"That's a little too easy," I concluded.
"Of course it is, picky girl. Does that mean it's necessarily wrong?"
My bruises disappeared harmoniously. A rainbow revealed in stages.
Two or three times I called my answering machine. There were several affectionate and nervous calls from Nathalie. Because each time I listened, the tape rewound and began at the beginning, I could better discern how her anxiety mounted as she left messages without getting any answer. The fifth time, I kissed Louis tenderly, shook Wagner's paw, and went home.
One day, after I had used up a bottle of hydrogen peroxide and was looking for another, I happened to find pill bottles of
AZT, blessed with a terrible eloquence, in his medicine cabinet.
An antique collector, a homosexual, and HIV positive: the stereotypical nature of the situation hardly diminished its tragic aspects. Indeed, on the contrary. Tragedy is ultimately full of stereotypes. Only the drama itself makes it original.

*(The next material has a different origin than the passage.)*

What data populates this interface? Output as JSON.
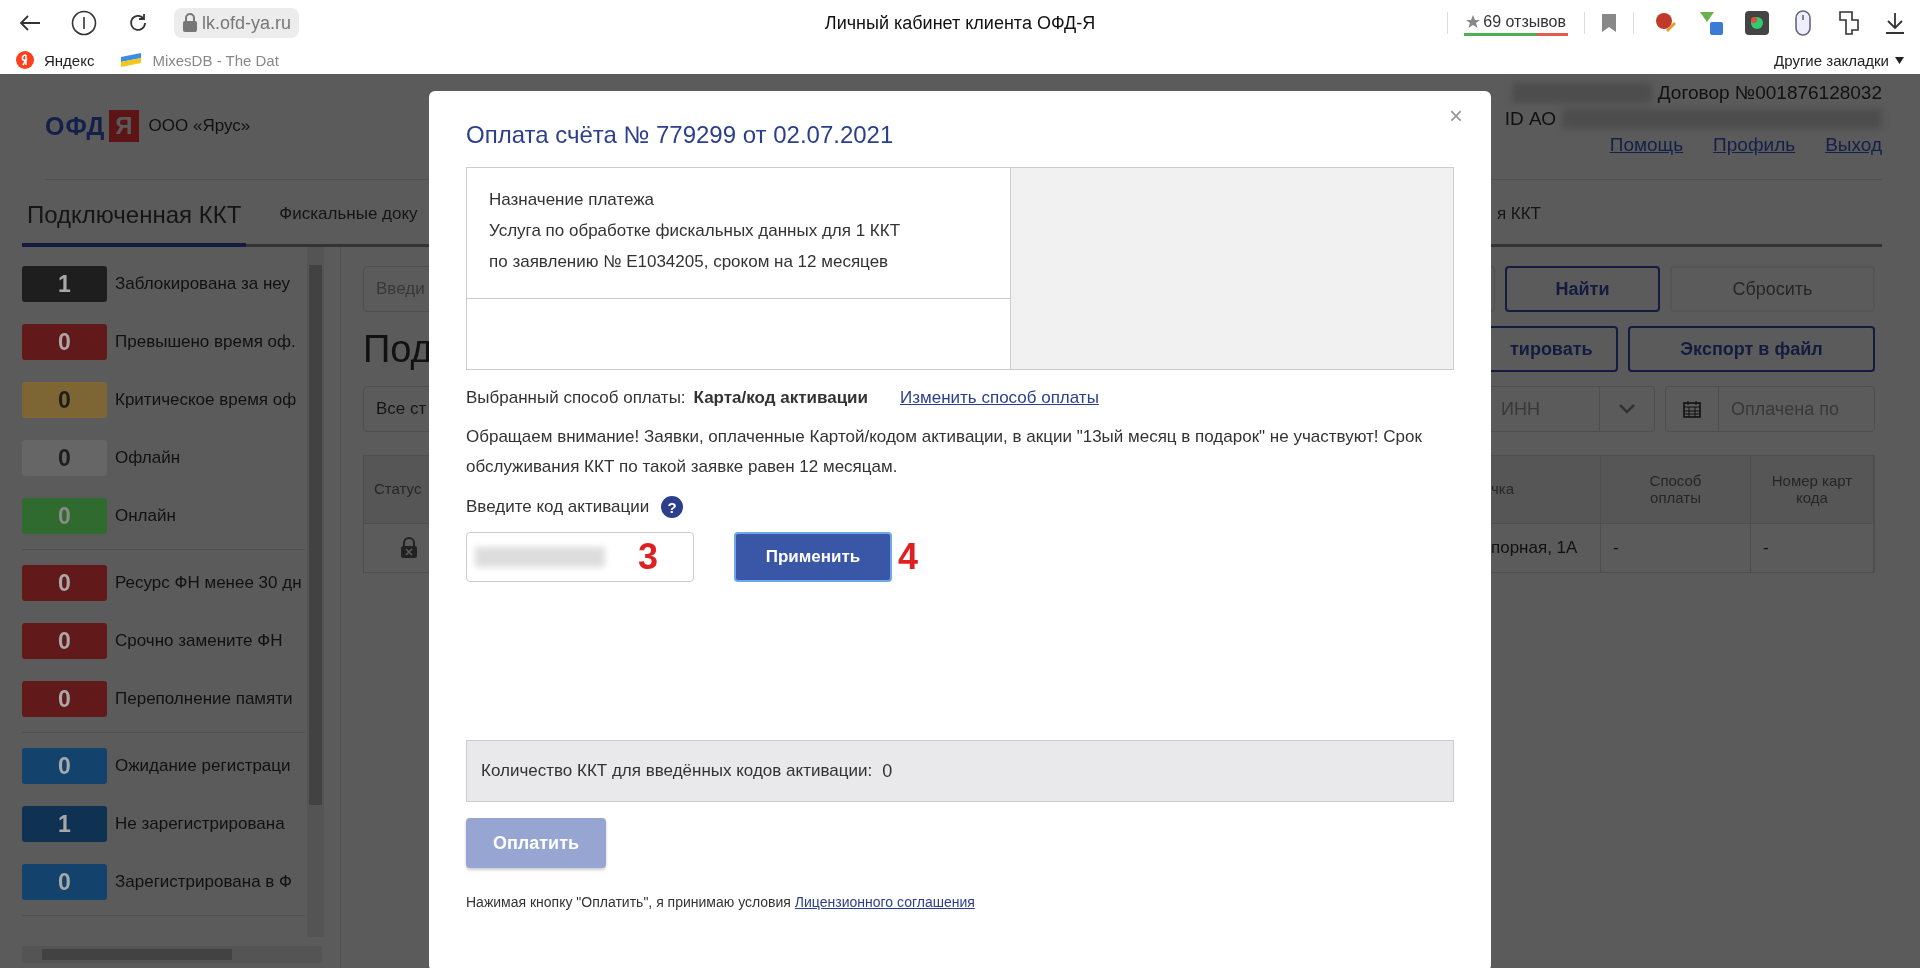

The second day he came back with a little red dress. Cuddly enough to make me feel pampered again, it skimmed my neck and was long at the wrists—enough camouflage to keep me from feeling frightened. He also brought several small indispensable baubles. "I am not very familiar with all this feminine artillery," he said apologetically as I unwrapped the gift boxes wrapped in tissue paper. But he didn't get it wrong—not even the size of the cups of the brassiere.
The dress was somewhat light for the season, so I waited until a warmer day to return to my place. Good-bye, Louis, I love you.
Nothing in the mail.
In the stairwell, for no reason, my heart beat faster.